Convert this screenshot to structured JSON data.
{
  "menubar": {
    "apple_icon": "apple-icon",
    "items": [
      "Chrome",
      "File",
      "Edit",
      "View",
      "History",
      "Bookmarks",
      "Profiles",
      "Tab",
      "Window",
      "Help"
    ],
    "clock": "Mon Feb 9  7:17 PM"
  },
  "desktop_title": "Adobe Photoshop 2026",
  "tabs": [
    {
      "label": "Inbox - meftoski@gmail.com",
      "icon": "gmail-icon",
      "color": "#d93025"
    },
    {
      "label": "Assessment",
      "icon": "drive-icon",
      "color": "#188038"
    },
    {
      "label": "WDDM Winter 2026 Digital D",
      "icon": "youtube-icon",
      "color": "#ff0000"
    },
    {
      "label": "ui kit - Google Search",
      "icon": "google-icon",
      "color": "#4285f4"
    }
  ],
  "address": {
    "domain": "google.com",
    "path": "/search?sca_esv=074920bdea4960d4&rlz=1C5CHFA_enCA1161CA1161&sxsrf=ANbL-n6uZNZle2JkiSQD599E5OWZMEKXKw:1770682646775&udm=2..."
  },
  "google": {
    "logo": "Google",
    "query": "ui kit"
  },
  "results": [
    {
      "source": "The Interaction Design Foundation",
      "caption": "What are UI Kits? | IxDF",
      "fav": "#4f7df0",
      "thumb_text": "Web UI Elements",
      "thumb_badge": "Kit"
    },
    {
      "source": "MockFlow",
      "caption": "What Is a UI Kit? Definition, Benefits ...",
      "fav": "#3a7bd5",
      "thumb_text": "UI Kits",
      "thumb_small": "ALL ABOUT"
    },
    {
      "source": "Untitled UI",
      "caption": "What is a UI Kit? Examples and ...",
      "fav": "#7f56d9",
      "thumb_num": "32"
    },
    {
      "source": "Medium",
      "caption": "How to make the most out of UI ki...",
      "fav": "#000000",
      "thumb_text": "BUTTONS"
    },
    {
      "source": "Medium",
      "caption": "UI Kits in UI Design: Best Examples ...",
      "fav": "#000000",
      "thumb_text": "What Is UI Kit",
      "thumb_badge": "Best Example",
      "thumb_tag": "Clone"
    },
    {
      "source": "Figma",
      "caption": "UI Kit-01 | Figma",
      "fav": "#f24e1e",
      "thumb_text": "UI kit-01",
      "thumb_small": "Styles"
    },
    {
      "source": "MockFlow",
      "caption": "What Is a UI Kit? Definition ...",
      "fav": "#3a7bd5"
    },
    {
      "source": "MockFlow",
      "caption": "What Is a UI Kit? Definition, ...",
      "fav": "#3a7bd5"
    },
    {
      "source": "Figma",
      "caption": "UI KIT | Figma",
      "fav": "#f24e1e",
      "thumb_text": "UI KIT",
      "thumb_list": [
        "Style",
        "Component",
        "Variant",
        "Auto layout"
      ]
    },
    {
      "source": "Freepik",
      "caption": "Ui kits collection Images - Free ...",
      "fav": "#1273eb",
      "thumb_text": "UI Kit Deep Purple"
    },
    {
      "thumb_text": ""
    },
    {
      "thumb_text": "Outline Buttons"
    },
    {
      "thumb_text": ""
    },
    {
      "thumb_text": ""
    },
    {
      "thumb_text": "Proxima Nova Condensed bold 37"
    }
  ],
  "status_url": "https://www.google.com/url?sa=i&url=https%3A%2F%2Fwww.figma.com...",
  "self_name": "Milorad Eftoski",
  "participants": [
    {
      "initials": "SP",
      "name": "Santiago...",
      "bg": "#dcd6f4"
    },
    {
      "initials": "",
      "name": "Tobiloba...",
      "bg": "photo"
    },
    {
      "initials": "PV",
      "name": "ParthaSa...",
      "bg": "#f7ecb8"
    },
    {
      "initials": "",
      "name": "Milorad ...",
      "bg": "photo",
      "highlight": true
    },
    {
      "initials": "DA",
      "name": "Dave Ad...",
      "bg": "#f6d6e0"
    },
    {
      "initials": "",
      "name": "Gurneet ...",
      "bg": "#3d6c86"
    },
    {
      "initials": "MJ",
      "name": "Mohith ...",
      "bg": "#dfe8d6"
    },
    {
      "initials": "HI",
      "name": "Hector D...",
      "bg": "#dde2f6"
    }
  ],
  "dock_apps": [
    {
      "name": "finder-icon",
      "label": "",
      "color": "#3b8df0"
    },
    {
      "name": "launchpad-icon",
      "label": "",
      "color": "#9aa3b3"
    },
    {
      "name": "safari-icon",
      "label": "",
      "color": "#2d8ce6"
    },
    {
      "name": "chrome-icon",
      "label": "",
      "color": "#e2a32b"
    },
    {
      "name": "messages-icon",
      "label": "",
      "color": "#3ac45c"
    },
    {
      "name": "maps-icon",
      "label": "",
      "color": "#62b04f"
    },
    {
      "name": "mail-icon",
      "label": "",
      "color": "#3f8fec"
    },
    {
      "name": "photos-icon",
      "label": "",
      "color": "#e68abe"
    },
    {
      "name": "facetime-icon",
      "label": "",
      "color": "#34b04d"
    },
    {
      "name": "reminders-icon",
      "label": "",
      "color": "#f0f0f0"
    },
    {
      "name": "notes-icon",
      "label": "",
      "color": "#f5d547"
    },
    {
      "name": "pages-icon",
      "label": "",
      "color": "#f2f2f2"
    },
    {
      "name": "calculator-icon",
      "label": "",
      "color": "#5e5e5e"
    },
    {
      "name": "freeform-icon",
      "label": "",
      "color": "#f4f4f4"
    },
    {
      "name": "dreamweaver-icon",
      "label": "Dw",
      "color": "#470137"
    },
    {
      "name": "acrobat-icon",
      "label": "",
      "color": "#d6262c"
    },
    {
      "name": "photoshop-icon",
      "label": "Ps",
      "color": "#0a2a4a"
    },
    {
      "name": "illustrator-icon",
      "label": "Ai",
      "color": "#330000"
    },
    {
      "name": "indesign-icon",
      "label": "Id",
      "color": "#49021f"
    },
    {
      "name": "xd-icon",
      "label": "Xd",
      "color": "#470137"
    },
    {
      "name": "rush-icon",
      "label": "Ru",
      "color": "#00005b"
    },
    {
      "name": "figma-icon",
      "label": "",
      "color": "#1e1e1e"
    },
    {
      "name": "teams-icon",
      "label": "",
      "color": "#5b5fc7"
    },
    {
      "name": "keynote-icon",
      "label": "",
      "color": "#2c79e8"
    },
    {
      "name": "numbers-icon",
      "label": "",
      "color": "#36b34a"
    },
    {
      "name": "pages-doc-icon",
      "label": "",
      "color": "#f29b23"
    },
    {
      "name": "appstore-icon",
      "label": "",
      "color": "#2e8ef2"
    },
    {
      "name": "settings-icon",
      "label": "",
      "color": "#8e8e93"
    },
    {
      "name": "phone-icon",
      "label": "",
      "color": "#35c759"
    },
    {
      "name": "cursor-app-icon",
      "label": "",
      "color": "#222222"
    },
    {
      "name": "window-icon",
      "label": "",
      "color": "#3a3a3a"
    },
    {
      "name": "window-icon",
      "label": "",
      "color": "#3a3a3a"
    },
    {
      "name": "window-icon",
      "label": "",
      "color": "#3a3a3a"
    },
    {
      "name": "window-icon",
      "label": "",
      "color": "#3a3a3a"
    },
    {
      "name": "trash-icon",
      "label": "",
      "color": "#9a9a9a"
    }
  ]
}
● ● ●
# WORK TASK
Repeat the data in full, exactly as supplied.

# EXERCISE ANSWER
Convert this screenshot to structured JSON data.
{
  "menubar": {
    "apple_icon": "apple-icon",
    "items": [
      "Chrome",
      "File",
      "Edit",
      "View",
      "History",
      "Bookmarks",
      "Profiles",
      "Tab",
      "Window",
      "Help"
    ],
    "clock": "Mon Feb 9  7:17 PM"
  },
  "desktop_title": "Adobe Photoshop 2026",
  "tabs": [
    {
      "label": "Inbox - meftoski@gmail.com",
      "icon": "gmail-icon",
      "color": "#d93025"
    },
    {
      "label": "Assessment",
      "icon": "drive-icon",
      "color": "#188038"
    },
    {
      "label": "WDDM Winter 2026 Digital D",
      "icon": "youtube-icon",
      "color": "#ff0000"
    },
    {
      "label": "ui kit - Google Search",
      "icon": "google-icon",
      "color": "#4285f4"
    }
  ],
  "address": {
    "domain": "google.com",
    "path": "/search?sca_esv=074920bdea4960d4&rlz=1C5CHFA_enCA1161CA1161&sxsrf=ANbL-n6uZNZle2JkiSQD599E5OWZMEKXKw:1770682646775&udm=2..."
  },
  "google": {
    "logo": "Google",
    "query": "ui kit"
  },
  "results": [
    {
      "source": "The Interaction Design Foundation",
      "caption": "What are UI Kits? | IxDF",
      "fav": "#4f7df0",
      "thumb_text": "Web UI Elements",
      "thumb_badge": "Kit"
    },
    {
      "source": "MockFlow",
      "caption": "What Is a UI Kit? Definition, Benefits ...",
      "fav": "#3a7bd5",
      "thumb_text": "UI Kits",
      "thumb_small": "ALL ABOUT"
    },
    {
      "source": "Untitled UI",
      "caption": "What is a UI Kit? Examples and ...",
      "fav": "#7f56d9",
      "thumb_num": "32"
    },
    {
      "source": "Medium",
      "caption": "How to make the most out of UI ki...",
      "fav": "#000000",
      "thumb_text": "BUTTONS"
    },
    {
      "source": "Medium",
      "caption": "UI Kits in UI Design: Best Examples ...",
      "fav": "#000000",
      "thumb_text": "What Is UI Kit",
      "thumb_badge": "Best Example",
      "thumb_tag": "Clone"
    },
    {
      "source": "Figma",
      "caption": "UI Kit-01 | Figma",
      "fav": "#f24e1e",
      "thumb_text": "UI kit-01",
      "thumb_small": "Styles"
    },
    {
      "source": "MockFlow",
      "caption": "What Is a UI Kit? Definition ...",
      "fav": "#3a7bd5"
    },
    {
      "source": "MockFlow",
      "caption": "What Is a UI Kit? Definition, ...",
      "fav": "#3a7bd5"
    },
    {
      "source": "Figma",
      "caption": "UI KIT | Figma",
      "fav": "#f24e1e",
      "thumb_text": "UI KIT",
      "thumb_list": [
        "Style",
        "Component",
        "Variant",
        "Auto layout"
      ]
    },
    {
      "source": "Freepik",
      "caption": "Ui kits collection Images - Free ...",
      "fav": "#1273eb",
      "thumb_text": "UI Kit Deep Purple"
    },
    {
      "thumb_text": ""
    },
    {
      "thumb_text": "Outline Buttons"
    },
    {
      "thumb_text": ""
    },
    {
      "thumb_text": ""
    },
    {
      "thumb_text": "Proxima Nova Condensed bold 37"
    }
  ],
  "status_url": "https://www.google.com/url?sa=i&url=https%3A%2F%2Fwww.figma.com...",
  "self_name": "Milorad Eftoski",
  "participants": [
    {
      "initials": "SP",
      "name": "Santiago...",
      "bg": "#dcd6f4"
    },
    {
      "initials": "",
      "name": "Tobiloba...",
      "bg": "photo"
    },
    {
      "initials": "PV",
      "name": "ParthaSa...",
      "bg": "#f7ecb8"
    },
    {
      "initials": "",
      "name": "Milorad ...",
      "bg": "photo",
      "highlight": true
    },
    {
      "initials": "DA",
      "name": "Dave Ad...",
      "bg": "#f6d6e0"
    },
    {
      "initials": "",
      "name": "Gurneet ...",
      "bg": "#3d6c86"
    },
    {
      "initials": "MJ",
      "name": "Mohith ...",
      "bg": "#dfe8d6"
    },
    {
      "initials": "HI",
      "name": "Hector D...",
      "bg": "#dde2f6"
    }
  ],
  "dock_apps": [
    {
      "name": "finder-icon",
      "label": "",
      "color": "#3b8df0"
    },
    {
      "name": "launchpad-icon",
      "label": "",
      "color": "#9aa3b3"
    },
    {
      "name": "safari-icon",
      "label": "",
      "color": "#2d8ce6"
    },
    {
      "name": "chrome-icon",
      "label": "",
      "color": "#e2a32b"
    },
    {
      "name": "messages-icon",
      "label": "",
      "color": "#3ac45c"
    },
    {
      "name": "maps-icon",
      "label": "",
      "color": "#62b04f"
    },
    {
      "name": "mail-icon",
      "label": "",
      "color": "#3f8fec"
    },
    {
      "name": "photos-icon",
      "label": "",
      "color": "#e68abe"
    },
    {
      "name": "facetime-icon",
      "label": "",
      "color": "#34b04d"
    },
    {
      "name": "reminders-icon",
      "label": "",
      "color": "#f0f0f0"
    },
    {
      "name": "notes-icon",
      "label": "",
      "color": "#f5d547"
    },
    {
      "name": "pages-icon",
      "label": "",
      "color": "#f2f2f2"
    },
    {
      "name": "calculator-icon",
      "label": "",
      "color": "#5e5e5e"
    },
    {
      "name": "freeform-icon",
      "label": "",
      "color": "#f4f4f4"
    },
    {
      "name": "dreamweaver-icon",
      "label": "Dw",
      "color": "#470137"
    },
    {
      "name": "acrobat-icon",
      "label": "",
      "color": "#d6262c"
    },
    {
      "name": "photoshop-icon",
      "label": "Ps",
      "color": "#0a2a4a"
    },
    {
      "name": "illustrator-icon",
      "label": "Ai",
      "color": "#330000"
    },
    {
      "name": "indesign-icon",
      "label": "Id",
      "color": "#49021f"
    },
    {
      "name": "xd-icon",
      "label": "Xd",
      "color": "#470137"
    },
    {
      "name": "rush-icon",
      "label": "Ru",
      "color": "#00005b"
    },
    {
      "name": "figma-icon",
      "label": "",
      "color": "#1e1e1e"
    },
    {
      "name": "teams-icon",
      "label": "",
      "color": "#5b5fc7"
    },
    {
      "name": "keynote-icon",
      "label": "",
      "color": "#2c79e8"
    },
    {
      "name": "numbers-icon",
      "label": "",
      "color": "#36b34a"
    },
    {
      "name": "pages-doc-icon",
      "label": "",
      "color": "#f29b23"
    },
    {
      "name": "appstore-icon",
      "label": "",
      "color": "#2e8ef2"
    },
    {
      "name": "settings-icon",
      "label": "",
      "color": "#8e8e93"
    },
    {
      "name": "phone-icon",
      "label": "",
      "color": "#35c759"
    },
    {
      "name": "cursor-app-icon",
      "label": "",
      "color": "#222222"
    },
    {
      "name": "window-icon",
      "label": "",
      "color": "#3a3a3a"
    },
    {
      "name": "window-icon",
      "label": "",
      "color": "#3a3a3a"
    },
    {
      "name": "window-icon",
      "label": "",
      "color": "#3a3a3a"
    },
    {
      "name": "window-icon",
      "label": "",
      "color": "#3a3a3a"
    },
    {
      "name": "trash-icon",
      "label": "",
      "color": "#9a9a9a"
    }
  ]
}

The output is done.